● **RECORDS FOR THIS EXERCISE**
__________________________________________________

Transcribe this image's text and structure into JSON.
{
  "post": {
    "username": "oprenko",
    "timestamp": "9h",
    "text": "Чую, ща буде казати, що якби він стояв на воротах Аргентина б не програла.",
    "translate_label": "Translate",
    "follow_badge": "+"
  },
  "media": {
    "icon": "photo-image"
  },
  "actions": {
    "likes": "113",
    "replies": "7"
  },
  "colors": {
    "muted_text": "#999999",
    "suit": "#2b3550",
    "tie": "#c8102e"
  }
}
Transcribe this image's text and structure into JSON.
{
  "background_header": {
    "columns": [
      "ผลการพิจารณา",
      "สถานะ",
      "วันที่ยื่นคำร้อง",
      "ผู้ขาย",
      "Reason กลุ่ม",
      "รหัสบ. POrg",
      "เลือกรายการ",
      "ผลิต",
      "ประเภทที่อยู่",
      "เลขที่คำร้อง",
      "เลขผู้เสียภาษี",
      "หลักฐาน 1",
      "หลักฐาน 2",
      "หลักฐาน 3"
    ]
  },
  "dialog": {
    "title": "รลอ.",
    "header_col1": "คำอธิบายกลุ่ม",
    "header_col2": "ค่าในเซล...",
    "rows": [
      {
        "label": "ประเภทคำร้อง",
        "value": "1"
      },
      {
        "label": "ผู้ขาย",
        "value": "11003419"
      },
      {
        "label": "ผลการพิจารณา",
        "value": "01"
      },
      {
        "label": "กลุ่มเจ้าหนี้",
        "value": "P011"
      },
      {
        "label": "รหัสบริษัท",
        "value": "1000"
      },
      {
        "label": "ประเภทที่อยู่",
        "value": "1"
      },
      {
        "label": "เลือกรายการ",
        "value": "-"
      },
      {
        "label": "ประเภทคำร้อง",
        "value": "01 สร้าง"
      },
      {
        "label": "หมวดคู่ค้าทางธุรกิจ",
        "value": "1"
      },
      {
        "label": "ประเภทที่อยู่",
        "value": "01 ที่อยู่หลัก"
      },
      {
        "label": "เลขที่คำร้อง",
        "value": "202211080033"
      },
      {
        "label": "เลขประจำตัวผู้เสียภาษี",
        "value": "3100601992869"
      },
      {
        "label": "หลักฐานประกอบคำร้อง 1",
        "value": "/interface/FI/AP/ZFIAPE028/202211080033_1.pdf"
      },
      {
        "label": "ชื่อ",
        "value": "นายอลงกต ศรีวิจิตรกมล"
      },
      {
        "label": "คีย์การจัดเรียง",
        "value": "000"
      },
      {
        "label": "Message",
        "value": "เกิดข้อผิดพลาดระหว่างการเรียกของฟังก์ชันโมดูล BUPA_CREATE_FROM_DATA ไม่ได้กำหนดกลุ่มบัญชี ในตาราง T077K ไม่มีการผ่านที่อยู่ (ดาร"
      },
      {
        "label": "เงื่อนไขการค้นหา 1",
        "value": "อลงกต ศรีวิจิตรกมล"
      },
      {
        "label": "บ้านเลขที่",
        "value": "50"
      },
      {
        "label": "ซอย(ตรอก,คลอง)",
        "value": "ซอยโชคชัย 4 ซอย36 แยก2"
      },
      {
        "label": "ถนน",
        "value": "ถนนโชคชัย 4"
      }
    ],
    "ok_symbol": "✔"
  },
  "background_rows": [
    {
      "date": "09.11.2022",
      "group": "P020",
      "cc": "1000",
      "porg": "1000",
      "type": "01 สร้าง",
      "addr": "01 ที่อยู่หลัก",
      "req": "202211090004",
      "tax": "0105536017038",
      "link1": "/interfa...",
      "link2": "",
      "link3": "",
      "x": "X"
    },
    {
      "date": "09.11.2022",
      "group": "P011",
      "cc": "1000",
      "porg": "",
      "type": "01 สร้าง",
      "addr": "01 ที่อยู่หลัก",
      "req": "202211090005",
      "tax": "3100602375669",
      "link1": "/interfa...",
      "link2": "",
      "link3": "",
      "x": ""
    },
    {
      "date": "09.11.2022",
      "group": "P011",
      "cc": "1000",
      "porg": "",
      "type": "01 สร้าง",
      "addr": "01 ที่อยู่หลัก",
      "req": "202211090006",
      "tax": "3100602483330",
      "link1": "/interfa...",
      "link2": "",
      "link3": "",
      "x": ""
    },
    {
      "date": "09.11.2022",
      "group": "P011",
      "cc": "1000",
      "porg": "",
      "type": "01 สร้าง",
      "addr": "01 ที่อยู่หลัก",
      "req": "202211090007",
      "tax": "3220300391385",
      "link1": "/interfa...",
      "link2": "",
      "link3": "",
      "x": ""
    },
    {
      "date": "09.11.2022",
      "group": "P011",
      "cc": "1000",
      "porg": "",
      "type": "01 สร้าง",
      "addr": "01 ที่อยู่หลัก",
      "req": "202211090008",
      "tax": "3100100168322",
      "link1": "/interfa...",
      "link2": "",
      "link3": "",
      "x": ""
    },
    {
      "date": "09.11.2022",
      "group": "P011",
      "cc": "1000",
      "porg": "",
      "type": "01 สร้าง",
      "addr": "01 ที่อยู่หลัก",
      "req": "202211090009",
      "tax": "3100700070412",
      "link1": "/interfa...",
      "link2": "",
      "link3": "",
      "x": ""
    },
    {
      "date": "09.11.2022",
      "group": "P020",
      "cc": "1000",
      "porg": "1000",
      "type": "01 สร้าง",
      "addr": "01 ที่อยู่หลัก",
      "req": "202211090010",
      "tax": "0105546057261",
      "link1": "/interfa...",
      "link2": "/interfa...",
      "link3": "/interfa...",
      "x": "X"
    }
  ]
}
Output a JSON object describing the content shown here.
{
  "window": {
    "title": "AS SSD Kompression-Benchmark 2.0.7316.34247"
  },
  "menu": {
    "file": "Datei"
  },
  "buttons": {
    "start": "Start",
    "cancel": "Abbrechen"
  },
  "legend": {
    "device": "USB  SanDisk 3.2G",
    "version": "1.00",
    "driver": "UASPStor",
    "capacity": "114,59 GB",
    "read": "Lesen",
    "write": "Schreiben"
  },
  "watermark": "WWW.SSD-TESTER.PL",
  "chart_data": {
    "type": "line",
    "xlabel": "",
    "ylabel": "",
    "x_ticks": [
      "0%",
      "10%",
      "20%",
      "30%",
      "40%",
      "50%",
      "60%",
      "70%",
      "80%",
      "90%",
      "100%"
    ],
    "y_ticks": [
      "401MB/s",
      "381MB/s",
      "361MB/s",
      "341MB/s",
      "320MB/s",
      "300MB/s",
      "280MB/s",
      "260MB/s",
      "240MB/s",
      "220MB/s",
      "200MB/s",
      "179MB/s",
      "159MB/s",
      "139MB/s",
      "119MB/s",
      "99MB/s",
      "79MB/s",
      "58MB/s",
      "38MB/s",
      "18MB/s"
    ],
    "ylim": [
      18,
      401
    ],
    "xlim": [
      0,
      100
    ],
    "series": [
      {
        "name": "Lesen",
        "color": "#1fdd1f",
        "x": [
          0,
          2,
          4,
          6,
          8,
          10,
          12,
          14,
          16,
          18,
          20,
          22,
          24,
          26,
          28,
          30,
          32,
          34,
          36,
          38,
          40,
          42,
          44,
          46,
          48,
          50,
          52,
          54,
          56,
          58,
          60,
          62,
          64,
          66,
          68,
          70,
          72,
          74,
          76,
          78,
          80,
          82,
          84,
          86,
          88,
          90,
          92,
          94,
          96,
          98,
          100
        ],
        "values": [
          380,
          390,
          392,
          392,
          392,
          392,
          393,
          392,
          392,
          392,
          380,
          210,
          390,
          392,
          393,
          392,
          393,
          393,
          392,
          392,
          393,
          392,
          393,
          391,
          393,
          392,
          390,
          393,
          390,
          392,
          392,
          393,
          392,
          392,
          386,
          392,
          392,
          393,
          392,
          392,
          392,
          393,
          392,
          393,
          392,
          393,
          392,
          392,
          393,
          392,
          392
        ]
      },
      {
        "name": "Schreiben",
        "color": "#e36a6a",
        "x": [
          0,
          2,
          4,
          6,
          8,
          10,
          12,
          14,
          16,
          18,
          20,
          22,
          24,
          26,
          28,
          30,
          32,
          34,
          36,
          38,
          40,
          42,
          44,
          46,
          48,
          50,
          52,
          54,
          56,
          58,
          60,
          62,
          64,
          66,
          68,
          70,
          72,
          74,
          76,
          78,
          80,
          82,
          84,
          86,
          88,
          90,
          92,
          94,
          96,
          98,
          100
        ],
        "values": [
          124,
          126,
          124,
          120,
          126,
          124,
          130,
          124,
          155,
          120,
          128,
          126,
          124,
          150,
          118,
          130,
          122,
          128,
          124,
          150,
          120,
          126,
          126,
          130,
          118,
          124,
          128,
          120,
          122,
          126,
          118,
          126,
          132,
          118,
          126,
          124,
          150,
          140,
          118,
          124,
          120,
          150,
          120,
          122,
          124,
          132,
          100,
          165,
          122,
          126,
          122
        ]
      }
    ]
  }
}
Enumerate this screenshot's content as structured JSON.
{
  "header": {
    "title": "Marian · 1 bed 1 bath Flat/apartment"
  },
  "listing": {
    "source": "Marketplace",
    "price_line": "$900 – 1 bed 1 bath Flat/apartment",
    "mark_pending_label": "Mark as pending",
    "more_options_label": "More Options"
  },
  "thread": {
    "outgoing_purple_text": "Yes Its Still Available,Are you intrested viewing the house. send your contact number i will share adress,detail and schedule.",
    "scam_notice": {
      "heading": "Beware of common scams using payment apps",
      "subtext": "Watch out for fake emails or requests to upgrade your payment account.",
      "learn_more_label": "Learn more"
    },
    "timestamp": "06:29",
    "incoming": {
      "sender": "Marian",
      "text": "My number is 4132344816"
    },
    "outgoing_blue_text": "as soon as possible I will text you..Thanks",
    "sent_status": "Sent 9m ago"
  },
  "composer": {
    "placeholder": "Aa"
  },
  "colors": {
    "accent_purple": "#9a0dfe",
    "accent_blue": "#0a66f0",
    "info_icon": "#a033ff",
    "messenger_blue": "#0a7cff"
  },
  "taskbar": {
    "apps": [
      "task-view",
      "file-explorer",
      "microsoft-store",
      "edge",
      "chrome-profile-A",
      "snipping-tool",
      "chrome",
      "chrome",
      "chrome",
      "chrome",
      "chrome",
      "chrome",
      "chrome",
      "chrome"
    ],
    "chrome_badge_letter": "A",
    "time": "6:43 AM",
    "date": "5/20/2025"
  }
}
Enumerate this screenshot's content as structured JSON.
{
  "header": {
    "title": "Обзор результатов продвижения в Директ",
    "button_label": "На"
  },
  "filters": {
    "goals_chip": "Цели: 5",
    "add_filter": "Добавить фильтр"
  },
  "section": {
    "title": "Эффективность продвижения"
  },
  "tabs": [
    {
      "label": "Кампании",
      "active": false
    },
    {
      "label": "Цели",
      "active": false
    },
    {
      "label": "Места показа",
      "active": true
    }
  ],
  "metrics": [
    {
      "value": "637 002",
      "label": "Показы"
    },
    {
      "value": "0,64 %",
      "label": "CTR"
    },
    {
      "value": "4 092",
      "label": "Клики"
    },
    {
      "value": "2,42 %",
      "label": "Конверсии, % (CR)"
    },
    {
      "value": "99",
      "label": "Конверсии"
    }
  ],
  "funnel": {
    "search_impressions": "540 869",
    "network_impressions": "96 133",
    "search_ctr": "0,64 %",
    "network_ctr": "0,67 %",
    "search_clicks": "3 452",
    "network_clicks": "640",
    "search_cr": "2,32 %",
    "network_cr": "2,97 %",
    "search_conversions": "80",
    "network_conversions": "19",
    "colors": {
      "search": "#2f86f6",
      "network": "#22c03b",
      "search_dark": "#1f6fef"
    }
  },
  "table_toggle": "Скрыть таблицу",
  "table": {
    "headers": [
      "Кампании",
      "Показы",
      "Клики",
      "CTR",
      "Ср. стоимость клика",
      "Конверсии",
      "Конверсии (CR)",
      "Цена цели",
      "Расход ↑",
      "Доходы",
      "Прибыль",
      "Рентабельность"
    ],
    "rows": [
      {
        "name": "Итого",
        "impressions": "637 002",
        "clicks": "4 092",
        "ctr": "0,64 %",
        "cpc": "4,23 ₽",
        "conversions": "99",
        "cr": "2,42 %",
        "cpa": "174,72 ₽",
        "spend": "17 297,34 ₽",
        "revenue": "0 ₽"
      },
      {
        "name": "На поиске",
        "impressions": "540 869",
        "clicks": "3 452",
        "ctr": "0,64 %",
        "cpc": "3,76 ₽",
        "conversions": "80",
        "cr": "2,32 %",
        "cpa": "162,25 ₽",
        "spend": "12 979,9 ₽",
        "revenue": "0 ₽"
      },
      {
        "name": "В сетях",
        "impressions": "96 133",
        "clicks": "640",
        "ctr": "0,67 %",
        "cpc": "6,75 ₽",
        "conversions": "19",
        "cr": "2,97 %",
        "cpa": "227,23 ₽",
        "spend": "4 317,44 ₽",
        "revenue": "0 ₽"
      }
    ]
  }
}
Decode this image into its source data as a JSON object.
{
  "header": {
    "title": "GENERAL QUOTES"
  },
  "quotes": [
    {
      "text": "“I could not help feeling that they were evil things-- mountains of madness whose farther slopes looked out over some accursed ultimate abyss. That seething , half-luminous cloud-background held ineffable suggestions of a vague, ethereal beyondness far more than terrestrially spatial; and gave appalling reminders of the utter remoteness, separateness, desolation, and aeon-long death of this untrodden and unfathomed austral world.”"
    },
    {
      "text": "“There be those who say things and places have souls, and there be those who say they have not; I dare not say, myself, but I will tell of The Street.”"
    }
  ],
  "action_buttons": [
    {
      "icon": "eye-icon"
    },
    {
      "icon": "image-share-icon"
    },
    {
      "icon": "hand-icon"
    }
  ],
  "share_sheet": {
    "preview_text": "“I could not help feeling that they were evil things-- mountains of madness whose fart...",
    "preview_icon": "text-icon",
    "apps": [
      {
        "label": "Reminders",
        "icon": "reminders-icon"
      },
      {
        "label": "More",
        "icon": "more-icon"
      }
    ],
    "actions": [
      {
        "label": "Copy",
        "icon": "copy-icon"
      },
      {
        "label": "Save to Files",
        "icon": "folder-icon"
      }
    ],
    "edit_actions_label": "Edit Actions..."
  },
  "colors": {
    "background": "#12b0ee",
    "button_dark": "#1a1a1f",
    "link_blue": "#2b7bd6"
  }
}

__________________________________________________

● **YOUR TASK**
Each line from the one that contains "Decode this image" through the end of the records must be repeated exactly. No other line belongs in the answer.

● **OUTPUT BELOW**
Decode this image into its source data as a JSON object.
{
  "header": {
    "title": "GENERAL QUOTES"
  },
  "quotes": [
    {
      "text": "“I could not help feeling that they were evil things-- mountains of madness whose farther slopes looked out over some accursed ultimate abyss. That seething , half-luminous cloud-background held ineffable suggestions of a vague, ethereal beyondness far more than terrestrially spatial; and gave appalling reminders of the utter remoteness, separateness, desolation, and aeon-long death of this untrodden and unfathomed austral world.”"
    },
    {
      "text": "“There be those who say things and places have souls, and there be those who say they have not; I dare not say, myself, but I will tell of The Street.”"
    }
  ],
  "action_buttons": [
    {
      "icon": "eye-icon"
    },
    {
      "icon": "image-share-icon"
    },
    {
      "icon": "hand-icon"
    }
  ],
  "share_sheet": {
    "preview_text": "“I could not help feeling that they were evil things-- mountains of madness whose fart...",
    "preview_icon": "text-icon",
    "apps": [
      {
        "label": "Reminders",
        "icon": "reminders-icon"
      },
      {
        "label": "More",
        "icon": "more-icon"
      }
    ],
    "actions": [
      {
        "label": "Copy",
        "icon": "copy-icon"
      },
      {
        "label": "Save to Files",
        "icon": "folder-icon"
      }
    ],
    "edit_actions_label": "Edit Actions..."
  },
  "colors": {
    "background": "#12b0ee",
    "button_dark": "#1a1a1f",
    "link_blue": "#2b7bd6"
  }
}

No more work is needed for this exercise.